- Tech giants’ leadership in the remarkable 2018 round trip for stocks is a good reminder that value created by technology can give us gains, but exposing tech risks can also take profits away.
- The market is correct to be concerned about “trust issues”, i.e. the recent unexpected management disclosures from tech leaders Apple, Google and Facebook.
- The investing public is no longer in the mood to give technology producers the benefit of the doubt, expect increased scrutiny of technology risks across all sectors.
- To avoid future losses, investors should consider incorporating a broader set of investment tools to help identify potential risks from technology, in line with recent moves from ratings agencies.
For investors thinking of buying the dip, we suggest you consider two parallel trends in 2018. In first half of 2018, "FAANG" stocks drove 50 percent of the S&P 500 gains, while deregulation momentum in the U.S. suggested the tech regulation happening in Europe would stay in Europe.
But in the last six months, tech has given away all its gains, and attitudes toward tech regulation in the U.S. have flipped for investors, politicians, the media and the broader public. Tech companies are no doubt currently profitable, but unexpectedly negative disclosures from management at Facebook, Apple and Alphabet continue to fuel investor anxiety.
Tech valuations were priced for the most growth but were not priced for additional risks to that growth – thus they have been the whipping boy of Mr. Market, in a correction that has hit all stocks.
Don't underestimate the lingering negative consequences of this trend. The technology manufactured by Big Tech is used in the operations of nearly all corporations. Most of the time, buyers of new technology aren't concerned with how or why it works, they are interested in the benefits to their productivity and bottom line. However, when questions begin to arise around the long-term costs to those benefits (i.e. loss of privacy, unclear ownership of data, monopoly/inability to switch vendors, etc.), history suggests markets react first and ask questions later.

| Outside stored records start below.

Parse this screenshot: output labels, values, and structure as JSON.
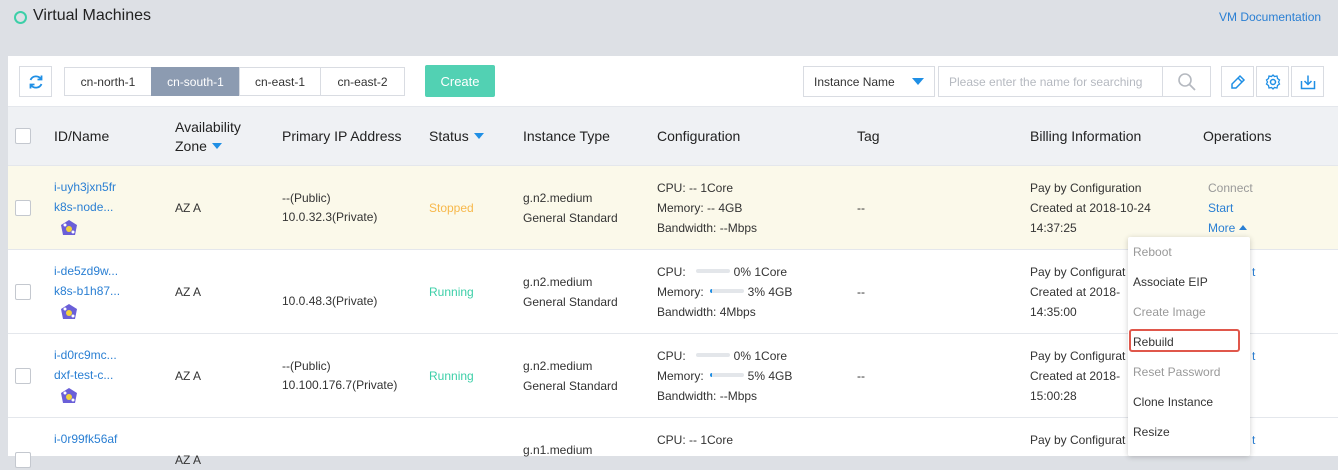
{
  "header": {
    "title": "Virtual Machines",
    "doc_link": "VM Documentation"
  },
  "toolbar": {
    "regions": [
      "cn-north-1",
      "cn-south-1",
      "cn-east-1",
      "cn-east-2"
    ],
    "active_region": "cn-south-1",
    "create_label": "Create",
    "filter_select": "Instance Name",
    "search_placeholder": "Please enter the name for searching"
  },
  "table": {
    "columns": {
      "id_name": "ID/Name",
      "zone_line1": "Availability",
      "zone_line2": "Zone",
      "ip": "Primary IP Address",
      "status": "Status",
      "type": "Instance Type",
      "config": "Configuration",
      "tag": "Tag",
      "billing": "Billing Information",
      "ops": "Operations"
    },
    "rows": [
      {
        "id": "i-uyh3jxn5fr",
        "name": "k8s-node...",
        "zone": "AZ A",
        "ip_public": "--(Public)",
        "ip_private": "10.0.32.3(Private)",
        "status": "Stopped",
        "type": "g.n2.medium",
        "family": "General Standard",
        "cpu": "CPU:  -- 1Core",
        "memory": "Memory:  -- 4GB",
        "bandwidth": "Bandwidth:  --Mbps",
        "tag": "--",
        "billing": "Pay by Configuration",
        "created": "Created at 2018-10-24",
        "time": "14:37:25",
        "op1": "Connect",
        "op2": "Start",
        "op3": "More"
      },
      {
        "id": "i-de5zd9w...",
        "name": "k8s-b1h87...",
        "zone": "AZ A",
        "ip_public": "",
        "ip_private": "10.0.48.3(Private)",
        "status": "Running",
        "type": "g.n2.medium",
        "family": "General Standard",
        "cpu_label": "CPU:",
        "cpu_pct": "0%",
        "cpu_val": "1Core",
        "cpu_fill": 0,
        "mem_label": "Memory:",
        "mem_pct": "3%",
        "mem_val": "4GB",
        "mem_fill": 3,
        "bandwidth": "Bandwidth:  4Mbps",
        "tag": "--",
        "billing": "Pay by Configurat",
        "created": "Created at 2018-",
        "time": "14:35:00",
        "op_partial": "t"
      },
      {
        "id": "i-d0rc9mc...",
        "name": "dxf-test-c...",
        "zone": "AZ A",
        "ip_public": "--(Public)",
        "ip_private": "10.100.176.7(Private)",
        "status": "Running",
        "type": "g.n2.medium",
        "family": "General Standard",
        "cpu_label": "CPU:",
        "cpu_pct": "0%",
        "cpu_val": "1Core",
        "cpu_fill": 0,
        "mem_label": "Memory:",
        "mem_pct": "5%",
        "mem_val": "4GB",
        "mem_fill": 5,
        "bandwidth": "Bandwidth:  --Mbps",
        "tag": "--",
        "billing": "Pay by Configurat",
        "created": "Created at 2018-",
        "time": "15:00:28",
        "op_partial": "t"
      },
      {
        "id": "i-0r99fk56af",
        "zone": "AZ A",
        "type": "g.n1.medium",
        "cpu": "CPU:  -- 1Core",
        "billing": "Pay by Configurat",
        "op_partial": "t"
      }
    ]
  },
  "more_menu": {
    "items": [
      {
        "label": "Reboot",
        "enabled": false
      },
      {
        "label": "Associate EIP",
        "enabled": true
      },
      {
        "label": "Create Image",
        "enabled": false
      },
      {
        "label": "Rebuild",
        "enabled": true,
        "highlighted": true
      },
      {
        "label": "Reset Password",
        "enabled": false
      },
      {
        "label": "Clone Instance",
        "enabled": true
      },
      {
        "label": "Resize",
        "enabled": true
      }
    ]
  },
  "colors": {
    "accent": "#2a7fd3",
    "create": "#52d1b3",
    "running": "#3dcfa8",
    "stopped": "#f7b84b",
    "highlight_box": "#e0574b"
  }
}
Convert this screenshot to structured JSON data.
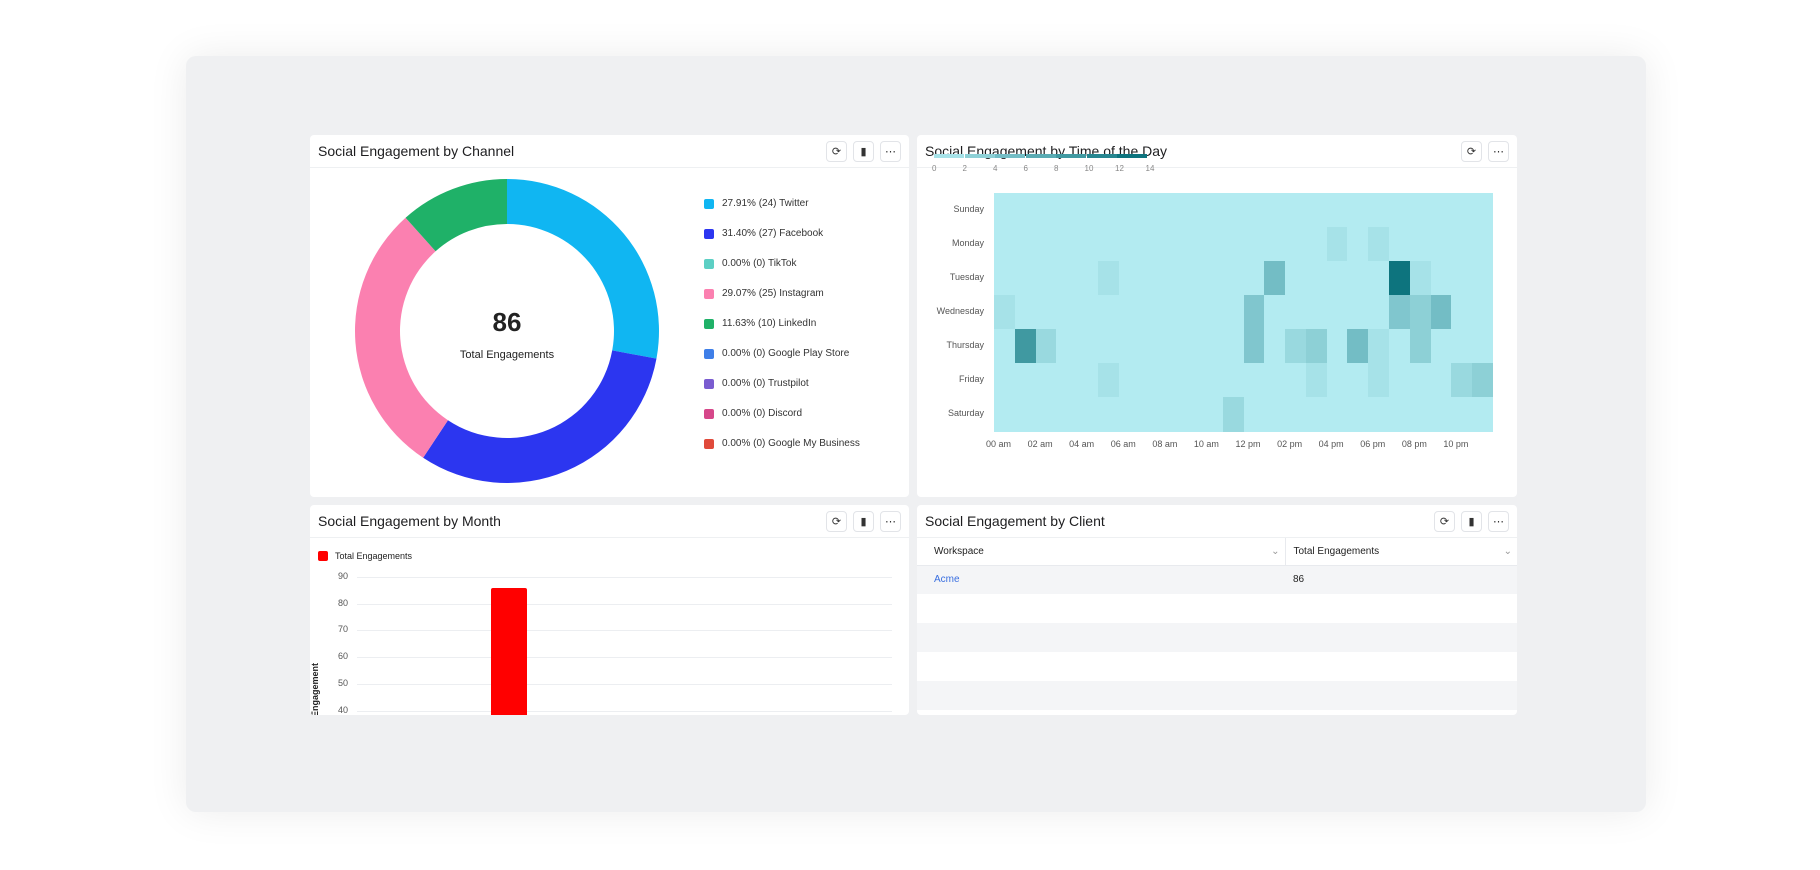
{
  "panels": {
    "channel": {
      "title": "Social Engagement by Channel",
      "total": "86",
      "total_label": "Total Engagements"
    },
    "time": {
      "title": "Social Engagement by Time of the Day"
    },
    "month": {
      "title": "Social Engagement by Month",
      "legend": "Total Engagements",
      "ylabel": "Engagement"
    },
    "client": {
      "title": "Social Engagement by Client",
      "columns": [
        "Workspace",
        "Total Engagements"
      ],
      "rows": [
        {
          "workspace": "Acme",
          "total": "86"
        }
      ]
    }
  },
  "icons": {
    "refresh": "refresh-icon",
    "chart": "bar-chart-icon",
    "more": "more-icon"
  },
  "chart_data": [
    {
      "type": "pie",
      "variant": "donut",
      "title": "Social Engagement by Channel",
      "slices": [
        {
          "label": "27.91% (24) Twitter",
          "name": "Twitter",
          "value": 24,
          "color": "#10b6f2"
        },
        {
          "label": "31.40% (27) Facebook",
          "name": "Facebook",
          "value": 27,
          "color": "#2c36f0"
        },
        {
          "label": "0.00% (0) TikTok",
          "name": "TikTok",
          "value": 0,
          "color": "#5ccfc4"
        },
        {
          "label": "29.07% (25) Instagram",
          "name": "Instagram",
          "value": 25,
          "color": "#fb80b0"
        },
        {
          "label": "11.63% (10) LinkedIn",
          "name": "LinkedIn",
          "value": 10,
          "color": "#1fb168"
        },
        {
          "label": "0.00% (0) Google Play Store",
          "name": "Google Play Store",
          "value": 0,
          "color": "#3f7fe8"
        },
        {
          "label": "0.00% (0) Trustpilot",
          "name": "Trustpilot",
          "value": 0,
          "color": "#7a5cd0"
        },
        {
          "label": "0.00% (0) Discord",
          "name": "Discord",
          "value": 0,
          "color": "#d6478a"
        },
        {
          "label": "0.00% (0) Google My Business",
          "name": "Google My Business",
          "value": 0,
          "color": "#e04a3b"
        }
      ],
      "legend": "right"
    },
    {
      "type": "heatmap",
      "title": "Social Engagement by Time of the Day",
      "rows": [
        "Sunday",
        "Monday",
        "Tuesday",
        "Wednesday",
        "Thursday",
        "Friday",
        "Saturday"
      ],
      "x_ticks": [
        "00 am",
        "02 am",
        "04 am",
        "06 am",
        "08 am",
        "10 am",
        "12 pm",
        "02 pm",
        "04 pm",
        "06 pm",
        "08 pm",
        "10 pm"
      ],
      "scale_ticks": [
        "0",
        "2",
        "4",
        "6",
        "8",
        "10",
        "12",
        "14"
      ],
      "scale_range": [
        0,
        14
      ],
      "color_low": "#b3ebf1",
      "color_high": "#006b75",
      "values": [
        [
          0,
          0,
          0,
          0,
          0,
          0,
          0,
          0,
          0,
          0,
          0,
          0,
          0,
          0,
          0,
          0,
          0,
          0,
          0,
          0,
          0,
          0,
          0,
          0
        ],
        [
          0,
          0,
          0,
          0,
          0,
          0,
          0,
          0,
          0,
          0,
          0,
          0,
          0,
          0,
          0,
          0,
          1,
          0,
          1,
          0,
          0,
          0,
          0,
          0
        ],
        [
          0,
          0,
          0,
          0,
          0,
          1,
          0,
          0,
          0,
          0,
          0,
          0,
          0,
          5,
          0,
          0,
          0,
          0,
          0,
          13,
          1,
          0,
          0,
          0
        ],
        [
          1,
          0,
          0,
          0,
          0,
          0,
          0,
          0,
          0,
          0,
          0,
          0,
          4,
          0,
          0,
          0,
          0,
          0,
          0,
          4,
          3,
          5,
          0,
          0
        ],
        [
          0,
          9,
          2,
          0,
          0,
          0,
          0,
          0,
          0,
          0,
          0,
          0,
          4,
          0,
          2,
          3,
          0,
          5,
          1,
          0,
          3,
          0,
          0,
          0
        ],
        [
          0,
          0,
          0,
          0,
          0,
          1,
          0,
          0,
          0,
          0,
          0,
          0,
          0,
          0,
          0,
          1,
          0,
          0,
          1,
          0,
          0,
          0,
          2,
          3
        ],
        [
          0,
          0,
          0,
          0,
          0,
          0,
          0,
          0,
          0,
          0,
          0,
          2,
          0,
          0,
          0,
          0,
          0,
          0,
          0,
          0,
          0,
          0,
          0,
          0
        ]
      ]
    },
    {
      "type": "bar",
      "title": "Social Engagement by Month",
      "series": [
        {
          "name": "Total Engagements",
          "values": [
            86
          ],
          "color": "#ff0000"
        }
      ],
      "ylabel": "Engagement",
      "y_ticks": [
        40,
        50,
        60,
        70,
        80,
        90
      ],
      "ylim_visible": [
        40,
        90
      ],
      "grid": true,
      "legend": "top-left"
    }
  ]
}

Note that the bond market has started asking the first questions about technology risks. Moody's recently announced that it will start evaluating organizations' risk relative to a major cyberattack, following S&P's earlier announcement in February that it will also factor cyber and technology risk management into its' ratings decisions. Expect sell-side analysts to continue the trend and take technology risks into consideration when determining target prices for stock recommendations. On our side, we plan to publish a technology risk index to help the investment community utilize a new metric for making investment decisions. The goal is to help investors expand their tool box ahead of more technology regulation likely to be implemented.
The bottom line: one important lesson from the tech-led sell-off is that how companies manage and disclose their technology and cyber risk is now a serious business risk. The management of business risks always impacts long-term shareholder value over time.
2018 represents the evolution of technology and cyber risk from the story of lost customer data, embarrassing public disclosures and the occasional firing of the C-suite. It's now the No. 1 business risk according to the World Economic Forum. It's also the US' biggest threat according to the Pentagon.
The market is selling off because of this shift, and the rating agencies are moving because of it too. Start adjusting your investing tool kit to stay ahead of the broader trend of an increasingly bright spotlight on cyber and technology risk before the regulators do it for you.
If you are looking ahead for the next companies to be in the spotlight, it's likely to shine brightest in those sectors where advanced technology intersects most with our personal safety: medical devices, healthcare, autos and aircraft manufacturers.